Return the records exactly, please. Every line should match.
━━━━━ Data to use
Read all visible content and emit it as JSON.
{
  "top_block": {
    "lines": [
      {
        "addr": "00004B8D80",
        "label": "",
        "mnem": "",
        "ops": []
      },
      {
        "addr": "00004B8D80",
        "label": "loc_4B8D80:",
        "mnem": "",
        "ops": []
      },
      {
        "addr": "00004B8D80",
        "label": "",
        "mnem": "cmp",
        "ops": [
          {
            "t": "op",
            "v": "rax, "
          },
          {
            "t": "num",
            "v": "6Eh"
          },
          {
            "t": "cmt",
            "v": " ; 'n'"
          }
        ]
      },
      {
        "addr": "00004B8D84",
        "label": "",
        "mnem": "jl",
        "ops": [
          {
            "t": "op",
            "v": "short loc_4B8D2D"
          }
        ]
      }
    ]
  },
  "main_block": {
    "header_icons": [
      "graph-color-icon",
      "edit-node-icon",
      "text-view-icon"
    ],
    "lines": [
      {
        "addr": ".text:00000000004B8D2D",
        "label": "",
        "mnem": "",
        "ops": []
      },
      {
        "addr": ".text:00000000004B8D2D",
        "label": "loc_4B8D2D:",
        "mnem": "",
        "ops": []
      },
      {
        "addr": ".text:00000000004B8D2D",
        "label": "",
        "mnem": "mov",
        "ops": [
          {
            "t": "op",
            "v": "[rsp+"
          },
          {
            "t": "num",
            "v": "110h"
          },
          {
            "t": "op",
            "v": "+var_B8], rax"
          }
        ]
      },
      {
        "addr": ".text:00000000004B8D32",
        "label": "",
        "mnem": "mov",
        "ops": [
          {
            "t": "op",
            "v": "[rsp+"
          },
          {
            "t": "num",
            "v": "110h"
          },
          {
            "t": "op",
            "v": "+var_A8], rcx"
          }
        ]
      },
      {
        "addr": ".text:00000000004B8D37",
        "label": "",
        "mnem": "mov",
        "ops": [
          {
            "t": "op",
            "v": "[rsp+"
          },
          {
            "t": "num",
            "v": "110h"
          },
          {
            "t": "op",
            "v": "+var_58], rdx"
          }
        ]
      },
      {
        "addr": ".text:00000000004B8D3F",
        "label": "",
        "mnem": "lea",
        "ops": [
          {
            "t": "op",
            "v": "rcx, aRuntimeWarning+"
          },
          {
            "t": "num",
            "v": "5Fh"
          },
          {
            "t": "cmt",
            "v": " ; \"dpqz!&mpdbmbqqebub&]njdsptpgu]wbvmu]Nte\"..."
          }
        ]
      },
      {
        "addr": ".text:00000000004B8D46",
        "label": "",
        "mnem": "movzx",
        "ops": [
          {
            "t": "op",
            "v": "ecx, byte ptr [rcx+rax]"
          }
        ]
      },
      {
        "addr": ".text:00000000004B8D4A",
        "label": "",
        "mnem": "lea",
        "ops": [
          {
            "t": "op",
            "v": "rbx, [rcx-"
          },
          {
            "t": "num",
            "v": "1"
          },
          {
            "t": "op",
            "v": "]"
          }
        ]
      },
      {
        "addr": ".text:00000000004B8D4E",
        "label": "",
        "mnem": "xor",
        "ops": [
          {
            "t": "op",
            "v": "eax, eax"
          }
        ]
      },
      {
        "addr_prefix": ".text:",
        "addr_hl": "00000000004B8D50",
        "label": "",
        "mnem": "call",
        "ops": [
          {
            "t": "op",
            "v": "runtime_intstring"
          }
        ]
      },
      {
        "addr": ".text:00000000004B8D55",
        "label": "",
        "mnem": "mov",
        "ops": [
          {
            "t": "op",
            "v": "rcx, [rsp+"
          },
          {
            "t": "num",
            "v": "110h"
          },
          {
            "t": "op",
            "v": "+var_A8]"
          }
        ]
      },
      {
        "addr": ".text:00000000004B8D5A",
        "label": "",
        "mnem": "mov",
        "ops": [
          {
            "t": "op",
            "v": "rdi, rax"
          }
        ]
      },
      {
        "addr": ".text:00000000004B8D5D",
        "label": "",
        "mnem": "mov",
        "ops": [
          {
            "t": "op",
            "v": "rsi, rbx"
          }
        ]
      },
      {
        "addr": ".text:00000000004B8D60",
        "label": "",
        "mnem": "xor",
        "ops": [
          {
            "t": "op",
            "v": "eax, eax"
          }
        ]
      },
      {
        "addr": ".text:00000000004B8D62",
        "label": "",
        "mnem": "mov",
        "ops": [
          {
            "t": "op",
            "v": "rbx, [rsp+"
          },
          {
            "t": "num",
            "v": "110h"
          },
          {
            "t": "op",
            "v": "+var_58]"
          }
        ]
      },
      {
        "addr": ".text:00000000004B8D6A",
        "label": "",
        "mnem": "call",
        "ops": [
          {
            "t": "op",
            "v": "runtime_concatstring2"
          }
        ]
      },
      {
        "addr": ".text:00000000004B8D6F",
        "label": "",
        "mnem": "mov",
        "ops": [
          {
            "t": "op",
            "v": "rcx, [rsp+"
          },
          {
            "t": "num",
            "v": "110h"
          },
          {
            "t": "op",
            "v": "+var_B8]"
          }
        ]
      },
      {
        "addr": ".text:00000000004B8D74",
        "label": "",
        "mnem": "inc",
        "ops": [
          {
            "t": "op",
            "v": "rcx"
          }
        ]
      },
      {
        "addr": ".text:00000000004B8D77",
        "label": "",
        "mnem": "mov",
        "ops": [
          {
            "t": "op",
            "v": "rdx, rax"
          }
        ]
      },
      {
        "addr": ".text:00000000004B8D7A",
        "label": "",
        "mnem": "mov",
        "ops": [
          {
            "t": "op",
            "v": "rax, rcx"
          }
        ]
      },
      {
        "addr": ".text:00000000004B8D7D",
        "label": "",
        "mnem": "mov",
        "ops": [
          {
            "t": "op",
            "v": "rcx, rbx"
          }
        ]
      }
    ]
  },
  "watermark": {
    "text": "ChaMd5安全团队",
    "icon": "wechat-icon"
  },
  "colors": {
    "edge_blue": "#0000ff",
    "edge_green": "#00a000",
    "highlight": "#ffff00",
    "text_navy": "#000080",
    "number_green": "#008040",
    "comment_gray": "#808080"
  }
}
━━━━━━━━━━
* _Answer area_
Read all visible content and emit it as JSON.
{
  "top_block": {
    "lines": [
      {
        "addr": "00004B8D80",
        "label": "",
        "mnem": "",
        "ops": []
      },
      {
        "addr": "00004B8D80",
        "label": "loc_4B8D80:",
        "mnem": "",
        "ops": []
      },
      {
        "addr": "00004B8D80",
        "label": "",
        "mnem": "cmp",
        "ops": [
          {
            "t": "op",
            "v": "rax, "
          },
          {
            "t": "num",
            "v": "6Eh"
          },
          {
            "t": "cmt",
            "v": " ; 'n'"
          }
        ]
      },
      {
        "addr": "00004B8D84",
        "label": "",
        "mnem": "jl",
        "ops": [
          {
            "t": "op",
            "v": "short loc_4B8D2D"
          }
        ]
      }
    ]
  },
  "main_block": {
    "header_icons": [
      "graph-color-icon",
      "edit-node-icon",
      "text-view-icon"
    ],
    "lines": [
      {
        "addr": ".text:00000000004B8D2D",
        "label": "",
        "mnem": "",
        "ops": []
      },
      {
        "addr": ".text:00000000004B8D2D",
        "label": "loc_4B8D2D:",
        "mnem": "",
        "ops": []
      },
      {
        "addr": ".text:00000000004B8D2D",
        "label": "",
        "mnem": "mov",
        "ops": [
          {
            "t": "op",
            "v": "[rsp+"
          },
          {
            "t": "num",
            "v": "110h"
          },
          {
            "t": "op",
            "v": "+var_B8], rax"
          }
        ]
      },
      {
        "addr": ".text:00000000004B8D32",
        "label": "",
        "mnem": "mov",
        "ops": [
          {
            "t": "op",
            "v": "[rsp+"
          },
          {
            "t": "num",
            "v": "110h"
          },
          {
            "t": "op",
            "v": "+var_A8], rcx"
          }
        ]
      },
      {
        "addr": ".text:00000000004B8D37",
        "label": "",
        "mnem": "mov",
        "ops": [
          {
            "t": "op",
            "v": "[rsp+"
          },
          {
            "t": "num",
            "v": "110h"
          },
          {
            "t": "op",
            "v": "+var_58], rdx"
          }
        ]
      },
      {
        "addr": ".text:00000000004B8D3F",
        "label": "",
        "mnem": "lea",
        "ops": [
          {
            "t": "op",
            "v": "rcx, aRuntimeWarning+"
          },
          {
            "t": "num",
            "v": "5Fh"
          },
          {
            "t": "cmt",
            "v": " ; \"dpqz!&mpdbmbqqebub&]njdsptpgu]wbvmu]Nte\"..."
          }
        ]
      },
      {
        "addr": ".text:00000000004B8D46",
        "label": "",
        "mnem": "movzx",
        "ops": [
          {
            "t": "op",
            "v": "ecx, byte ptr [rcx+rax]"
          }
        ]
      },
      {
        "addr": ".text:00000000004B8D4A",
        "label": "",
        "mnem": "lea",
        "ops": [
          {
            "t": "op",
            "v": "rbx, [rcx-"
          },
          {
            "t": "num",
            "v": "1"
          },
          {
            "t": "op",
            "v": "]"
          }
        ]
      },
      {
        "addr": ".text:00000000004B8D4E",
        "label": "",
        "mnem": "xor",
        "ops": [
          {
            "t": "op",
            "v": "eax, eax"
          }
        ]
      },
      {
        "addr_prefix": ".text:",
        "addr_hl": "00000000004B8D50",
        "label": "",
        "mnem": "call",
        "ops": [
          {
            "t": "op",
            "v": "runtime_intstring"
          }
        ]
      },
      {
        "addr": ".text:00000000004B8D55",
        "label": "",
        "mnem": "mov",
        "ops": [
          {
            "t": "op",
            "v": "rcx, [rsp+"
          },
          {
            "t": "num",
            "v": "110h"
          },
          {
            "t": "op",
            "v": "+var_A8]"
          }
        ]
      },
      {
        "addr": ".text:00000000004B8D5A",
        "label": "",
        "mnem": "mov",
        "ops": [
          {
            "t": "op",
            "v": "rdi, rax"
          }
        ]
      },
      {
        "addr": ".text:00000000004B8D5D",
        "label": "",
        "mnem": "mov",
        "ops": [
          {
            "t": "op",
            "v": "rsi, rbx"
          }
        ]
      },
      {
        "addr": ".text:00000000004B8D60",
        "label": "",
        "mnem": "xor",
        "ops": [
          {
            "t": "op",
            "v": "eax, eax"
          }
        ]
      },
      {
        "addr": ".text:00000000004B8D62",
        "label": "",
        "mnem": "mov",
        "ops": [
          {
            "t": "op",
            "v": "rbx, [rsp+"
          },
          {
            "t": "num",
            "v": "110h"
          },
          {
            "t": "op",
            "v": "+var_58]"
          }
        ]
      },
      {
        "addr": ".text:00000000004B8D6A",
        "label": "",
        "mnem": "call",
        "ops": [
          {
            "t": "op",
            "v": "runtime_concatstring2"
          }
        ]
      },
      {
        "addr": ".text:00000000004B8D6F",
        "label": "",
        "mnem": "mov",
        "ops": [
          {
            "t": "op",
            "v": "rcx, [rsp+"
          },
          {
            "t": "num",
            "v": "110h"
          },
          {
            "t": "op",
            "v": "+var_B8]"
          }
        ]
      },
      {
        "addr": ".text:00000000004B8D74",
        "label": "",
        "mnem": "inc",
        "ops": [
          {
            "t": "op",
            "v": "rcx"
          }
        ]
      },
      {
        "addr": ".text:00000000004B8D77",
        "label": "",
        "mnem": "mov",
        "ops": [
          {
            "t": "op",
            "v": "rdx, rax"
          }
        ]
      },
      {
        "addr": ".text:00000000004B8D7A",
        "label": "",
        "mnem": "mov",
        "ops": [
          {
            "t": "op",
            "v": "rax, rcx"
          }
        ]
      },
      {
        "addr": ".text:00000000004B8D7D",
        "label": "",
        "mnem": "mov",
        "ops": [
          {
            "t": "op",
            "v": "rcx, rbx"
          }
        ]
      }
    ]
  },
  "watermark": {
    "text": "ChaMd5安全团队",
    "icon": "wechat-icon"
  },
  "colors": {
    "edge_blue": "#0000ff",
    "edge_green": "#00a000",
    "highlight": "#ffff00",
    "text_navy": "#000080",
    "number_green": "#008040",
    "comment_gray": "#808080"
  }
}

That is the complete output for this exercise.